-Wstrict-overflowhave been added.
-fstrict-overflowtells the compiler that it may assume that the program follows the strict signed overflow semantics permitted for the language: for C and C++ this means that the compiler may assume that signed overflow does not occur. For example, a loop likefor (i = 1; i > 0; i *= 2)is presumably intended to continue looping until
-fstrict-overflow, the compiler may assume that signed overflow will not occur, and transform this into an infinite loop.
-fstrict-overflowis turned on by default at
-O2, and may be disabled via
-Wstrict-overflowoption may be used to warn about cases where the compiler assumes that signed overflow will not occur.

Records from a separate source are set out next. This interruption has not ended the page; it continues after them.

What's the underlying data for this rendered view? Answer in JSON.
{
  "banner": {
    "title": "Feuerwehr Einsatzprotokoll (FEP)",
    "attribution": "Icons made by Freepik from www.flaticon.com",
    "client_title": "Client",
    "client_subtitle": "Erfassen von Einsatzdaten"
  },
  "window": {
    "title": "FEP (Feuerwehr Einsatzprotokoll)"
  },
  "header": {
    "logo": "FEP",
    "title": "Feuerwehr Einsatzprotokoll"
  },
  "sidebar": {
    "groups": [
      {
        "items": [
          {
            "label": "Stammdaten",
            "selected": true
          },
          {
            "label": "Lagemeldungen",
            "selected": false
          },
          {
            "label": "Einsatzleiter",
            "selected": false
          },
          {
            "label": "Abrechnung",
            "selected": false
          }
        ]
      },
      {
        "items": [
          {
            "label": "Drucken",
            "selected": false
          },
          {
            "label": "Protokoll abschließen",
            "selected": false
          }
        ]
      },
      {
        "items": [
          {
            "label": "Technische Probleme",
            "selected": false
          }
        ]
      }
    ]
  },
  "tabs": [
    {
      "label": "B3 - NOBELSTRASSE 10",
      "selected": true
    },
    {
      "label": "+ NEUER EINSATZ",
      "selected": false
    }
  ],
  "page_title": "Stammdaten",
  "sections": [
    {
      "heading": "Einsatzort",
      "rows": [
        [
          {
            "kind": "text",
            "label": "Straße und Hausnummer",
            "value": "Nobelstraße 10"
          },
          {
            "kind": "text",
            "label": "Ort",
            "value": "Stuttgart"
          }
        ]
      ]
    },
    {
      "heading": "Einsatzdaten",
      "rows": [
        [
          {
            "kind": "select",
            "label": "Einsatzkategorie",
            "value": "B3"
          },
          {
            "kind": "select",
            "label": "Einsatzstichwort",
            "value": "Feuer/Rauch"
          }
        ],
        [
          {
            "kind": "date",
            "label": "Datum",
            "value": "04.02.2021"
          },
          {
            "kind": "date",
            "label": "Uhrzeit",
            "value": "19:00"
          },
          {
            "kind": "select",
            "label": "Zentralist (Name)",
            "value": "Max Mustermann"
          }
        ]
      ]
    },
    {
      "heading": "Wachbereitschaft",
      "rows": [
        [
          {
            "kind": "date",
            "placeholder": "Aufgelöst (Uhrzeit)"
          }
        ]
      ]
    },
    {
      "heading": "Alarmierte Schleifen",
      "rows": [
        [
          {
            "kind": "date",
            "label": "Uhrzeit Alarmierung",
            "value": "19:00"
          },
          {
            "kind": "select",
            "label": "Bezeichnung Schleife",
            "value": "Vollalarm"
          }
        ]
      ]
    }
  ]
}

It takes five different levels:
5. See the documentation for details.
-Wstrict-overflow=1is enabled by